[Opening Dataset extract section]
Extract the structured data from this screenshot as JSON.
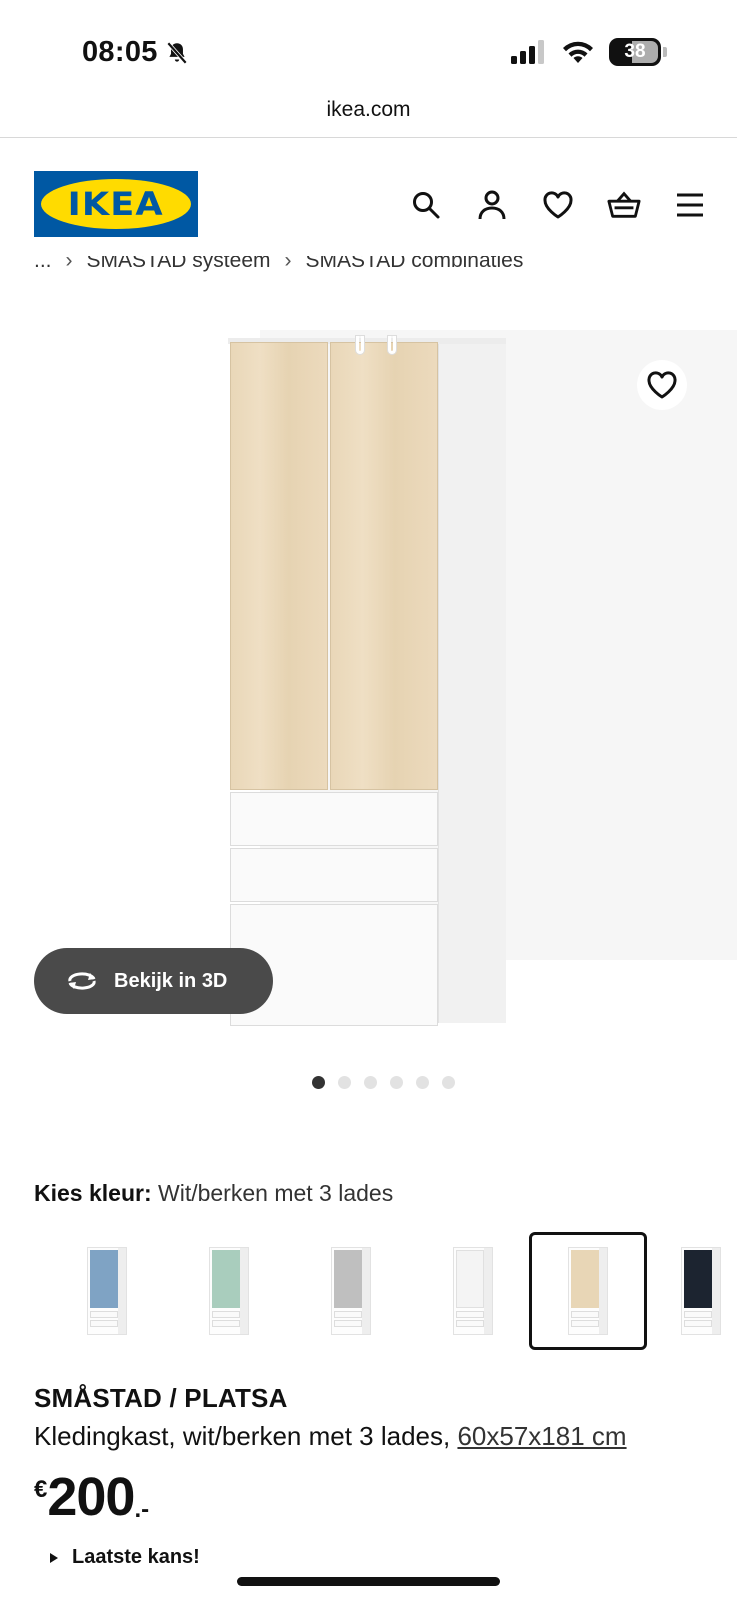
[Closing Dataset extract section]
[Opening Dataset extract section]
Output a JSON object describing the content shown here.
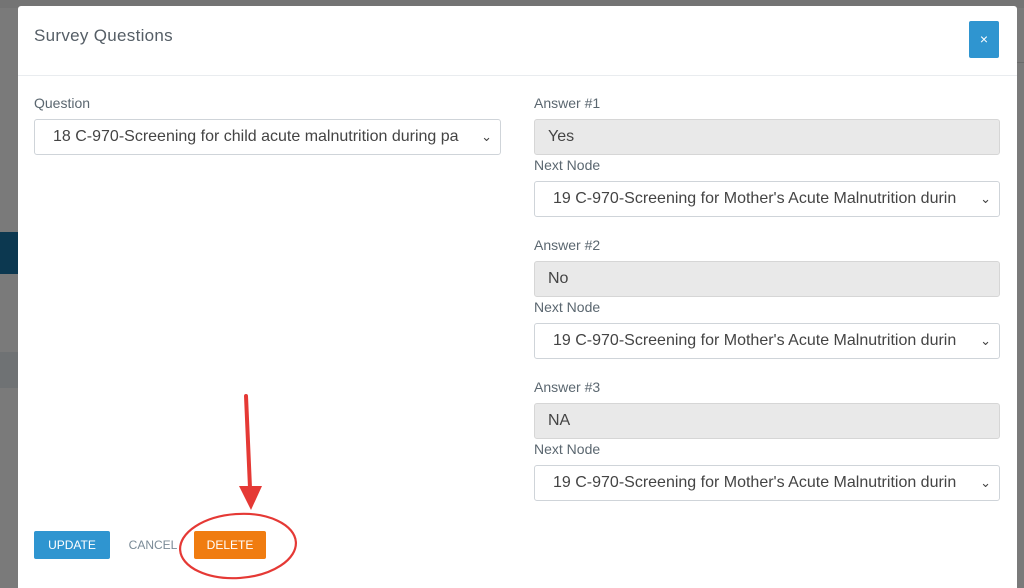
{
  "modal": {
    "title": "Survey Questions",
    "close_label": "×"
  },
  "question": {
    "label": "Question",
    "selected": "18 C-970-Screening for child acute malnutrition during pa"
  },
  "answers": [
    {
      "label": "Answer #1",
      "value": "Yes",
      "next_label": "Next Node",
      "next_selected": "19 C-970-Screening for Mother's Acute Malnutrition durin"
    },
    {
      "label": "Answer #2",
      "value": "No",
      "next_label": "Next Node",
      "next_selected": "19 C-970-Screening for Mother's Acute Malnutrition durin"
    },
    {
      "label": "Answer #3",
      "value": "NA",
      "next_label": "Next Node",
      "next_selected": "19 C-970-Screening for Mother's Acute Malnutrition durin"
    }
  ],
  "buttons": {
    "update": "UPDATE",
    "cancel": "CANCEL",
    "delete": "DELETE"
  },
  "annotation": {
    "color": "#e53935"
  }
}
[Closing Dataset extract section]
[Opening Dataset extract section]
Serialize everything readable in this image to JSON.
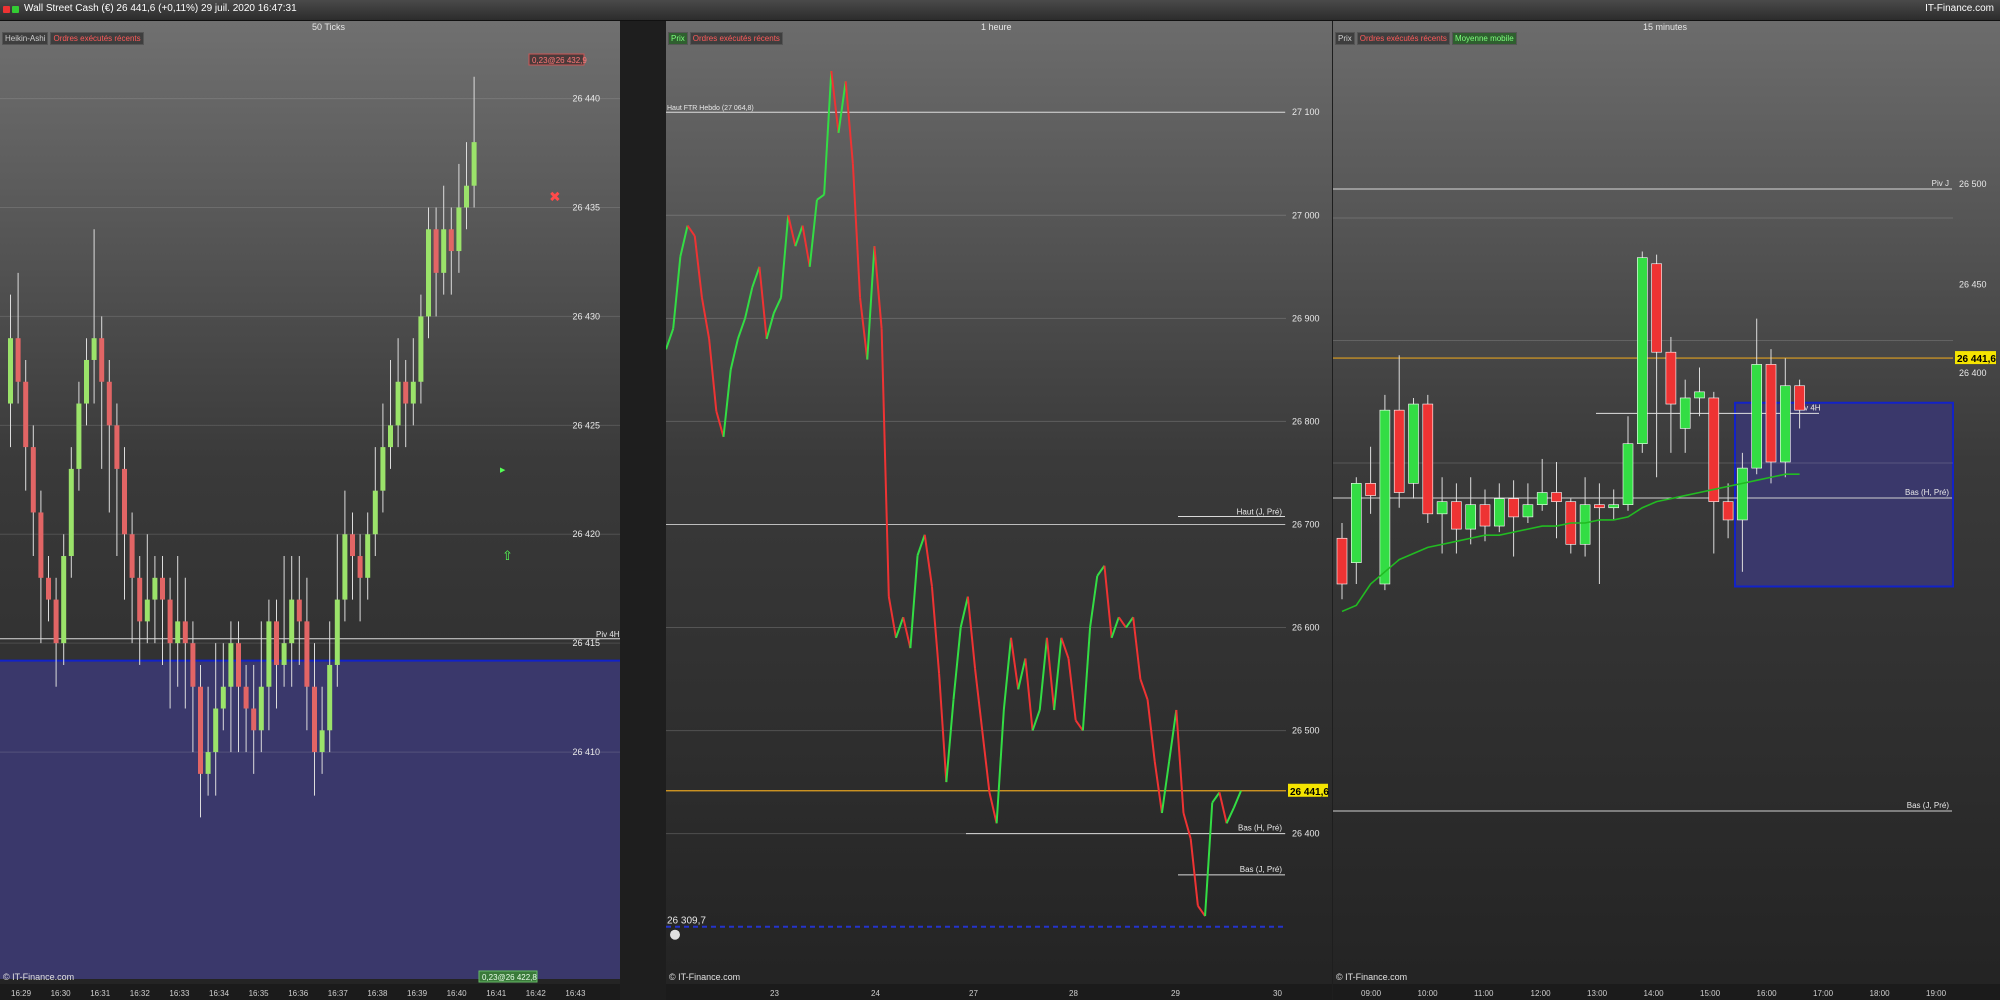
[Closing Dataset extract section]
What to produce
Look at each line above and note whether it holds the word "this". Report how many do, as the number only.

Response area
2